With the visible star having a measured surface temperature of 31,000 degrees, its super-intense companion will likely be powered up to many millions of degrees. No magic is needed for the emission of x-ray light. Thus, the Cygnus X-1 system, stands as a fine example of evidence for the plasma universe.
Now what about the illustrated conical jets above the hyper-active black sun? They are evidently not jet-steams at all. Jet streams are not typically conical. What is illustrated here, is the plasma structure of the hyper-active star's primer fields, of the type that has been replicated at Los Alamos National Laboratory with high-energy plasma-flow experiments. The so-called jet-streams, are simply on the small scale, comparable to the plasma features on the galactic scale, that NASA has photographed extending from the center of our galaxy, below and above the galactic disk to up to 25,000 light years.
The features that NASA has discovered do likewise emit light in the x-ray band, and even in gamma-ray band. Both light bands have been detected in Cygnus-X1.
As I said earlier, the discovered plasma domes over our galaxy are nothing more in principle than the confinement domes of the primer-field structure that focuses plasma onto our galaxy from interstellar plasma streams.
Exotic concepts are not required .

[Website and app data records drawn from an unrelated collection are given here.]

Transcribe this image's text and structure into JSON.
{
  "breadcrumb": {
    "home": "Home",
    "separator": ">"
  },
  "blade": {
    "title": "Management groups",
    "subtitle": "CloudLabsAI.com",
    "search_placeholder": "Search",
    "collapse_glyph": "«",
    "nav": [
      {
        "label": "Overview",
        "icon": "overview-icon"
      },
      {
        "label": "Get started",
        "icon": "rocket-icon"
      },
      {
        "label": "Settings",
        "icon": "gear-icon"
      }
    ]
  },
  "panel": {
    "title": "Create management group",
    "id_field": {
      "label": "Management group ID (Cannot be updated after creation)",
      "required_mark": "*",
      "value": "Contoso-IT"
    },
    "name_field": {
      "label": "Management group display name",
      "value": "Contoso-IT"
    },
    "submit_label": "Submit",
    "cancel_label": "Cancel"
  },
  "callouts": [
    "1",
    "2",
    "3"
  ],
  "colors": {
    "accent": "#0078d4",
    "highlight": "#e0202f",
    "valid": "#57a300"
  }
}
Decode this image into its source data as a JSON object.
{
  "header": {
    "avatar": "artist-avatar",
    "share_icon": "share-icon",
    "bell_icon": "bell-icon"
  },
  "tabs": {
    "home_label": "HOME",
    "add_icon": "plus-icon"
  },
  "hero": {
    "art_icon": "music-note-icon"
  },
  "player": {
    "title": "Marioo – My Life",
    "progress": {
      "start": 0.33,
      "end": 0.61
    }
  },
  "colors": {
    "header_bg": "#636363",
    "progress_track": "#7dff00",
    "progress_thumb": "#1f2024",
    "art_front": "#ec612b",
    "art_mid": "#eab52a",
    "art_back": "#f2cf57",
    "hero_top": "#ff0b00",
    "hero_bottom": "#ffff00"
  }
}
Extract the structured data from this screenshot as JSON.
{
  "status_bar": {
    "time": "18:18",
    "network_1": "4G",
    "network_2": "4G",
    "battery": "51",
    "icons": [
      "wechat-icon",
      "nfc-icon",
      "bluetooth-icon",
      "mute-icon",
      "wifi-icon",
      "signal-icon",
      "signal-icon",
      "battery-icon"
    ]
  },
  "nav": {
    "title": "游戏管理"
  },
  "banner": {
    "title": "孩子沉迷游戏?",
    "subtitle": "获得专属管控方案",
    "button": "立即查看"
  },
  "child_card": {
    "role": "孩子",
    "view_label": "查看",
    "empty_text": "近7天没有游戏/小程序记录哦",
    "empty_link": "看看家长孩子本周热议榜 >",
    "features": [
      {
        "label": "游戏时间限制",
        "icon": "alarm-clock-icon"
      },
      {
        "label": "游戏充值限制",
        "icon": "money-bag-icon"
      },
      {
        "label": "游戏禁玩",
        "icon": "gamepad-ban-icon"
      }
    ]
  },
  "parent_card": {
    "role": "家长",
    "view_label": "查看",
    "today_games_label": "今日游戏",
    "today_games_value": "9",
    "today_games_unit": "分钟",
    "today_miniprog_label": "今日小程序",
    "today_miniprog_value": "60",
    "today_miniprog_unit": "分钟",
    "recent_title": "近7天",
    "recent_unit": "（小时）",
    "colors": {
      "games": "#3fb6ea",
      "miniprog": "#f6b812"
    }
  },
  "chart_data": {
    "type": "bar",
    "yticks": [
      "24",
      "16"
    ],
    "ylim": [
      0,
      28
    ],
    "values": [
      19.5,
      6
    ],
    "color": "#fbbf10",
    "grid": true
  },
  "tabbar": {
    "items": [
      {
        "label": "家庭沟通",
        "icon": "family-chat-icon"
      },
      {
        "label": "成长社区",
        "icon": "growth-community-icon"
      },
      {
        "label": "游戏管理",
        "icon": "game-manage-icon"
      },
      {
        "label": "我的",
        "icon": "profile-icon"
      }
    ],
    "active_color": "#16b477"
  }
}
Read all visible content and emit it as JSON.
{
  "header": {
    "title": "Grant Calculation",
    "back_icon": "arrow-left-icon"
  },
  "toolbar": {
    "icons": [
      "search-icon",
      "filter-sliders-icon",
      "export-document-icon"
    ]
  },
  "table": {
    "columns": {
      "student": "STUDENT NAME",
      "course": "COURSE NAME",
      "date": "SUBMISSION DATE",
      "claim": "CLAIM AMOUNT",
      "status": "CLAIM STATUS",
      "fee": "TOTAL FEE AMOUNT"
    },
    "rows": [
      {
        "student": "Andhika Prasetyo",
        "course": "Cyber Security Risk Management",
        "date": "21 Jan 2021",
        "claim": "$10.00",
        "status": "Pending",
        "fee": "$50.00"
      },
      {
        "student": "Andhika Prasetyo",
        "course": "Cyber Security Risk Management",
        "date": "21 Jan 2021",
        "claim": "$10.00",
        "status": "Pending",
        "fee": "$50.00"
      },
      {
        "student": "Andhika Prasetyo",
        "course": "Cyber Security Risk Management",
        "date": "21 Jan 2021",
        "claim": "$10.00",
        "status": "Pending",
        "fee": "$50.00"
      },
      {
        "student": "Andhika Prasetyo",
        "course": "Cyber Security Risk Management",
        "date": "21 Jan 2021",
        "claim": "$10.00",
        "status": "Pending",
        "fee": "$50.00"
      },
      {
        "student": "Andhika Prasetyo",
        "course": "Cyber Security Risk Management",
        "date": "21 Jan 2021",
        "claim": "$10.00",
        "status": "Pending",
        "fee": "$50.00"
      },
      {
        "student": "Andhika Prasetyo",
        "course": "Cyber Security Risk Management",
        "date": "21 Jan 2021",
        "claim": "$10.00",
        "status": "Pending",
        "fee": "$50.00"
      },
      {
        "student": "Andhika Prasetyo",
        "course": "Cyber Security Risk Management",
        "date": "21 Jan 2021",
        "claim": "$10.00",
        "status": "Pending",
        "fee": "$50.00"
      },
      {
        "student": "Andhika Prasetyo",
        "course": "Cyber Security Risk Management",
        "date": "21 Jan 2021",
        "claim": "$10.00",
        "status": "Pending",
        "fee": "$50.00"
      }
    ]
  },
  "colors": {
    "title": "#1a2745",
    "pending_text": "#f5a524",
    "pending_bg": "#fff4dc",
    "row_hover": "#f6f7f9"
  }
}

It would be surprising if we didn't see this natural principle expressed in the small in the Cygnus X1 system, associated with the hyper-intense star.
Nothing exotic is happening in both cases.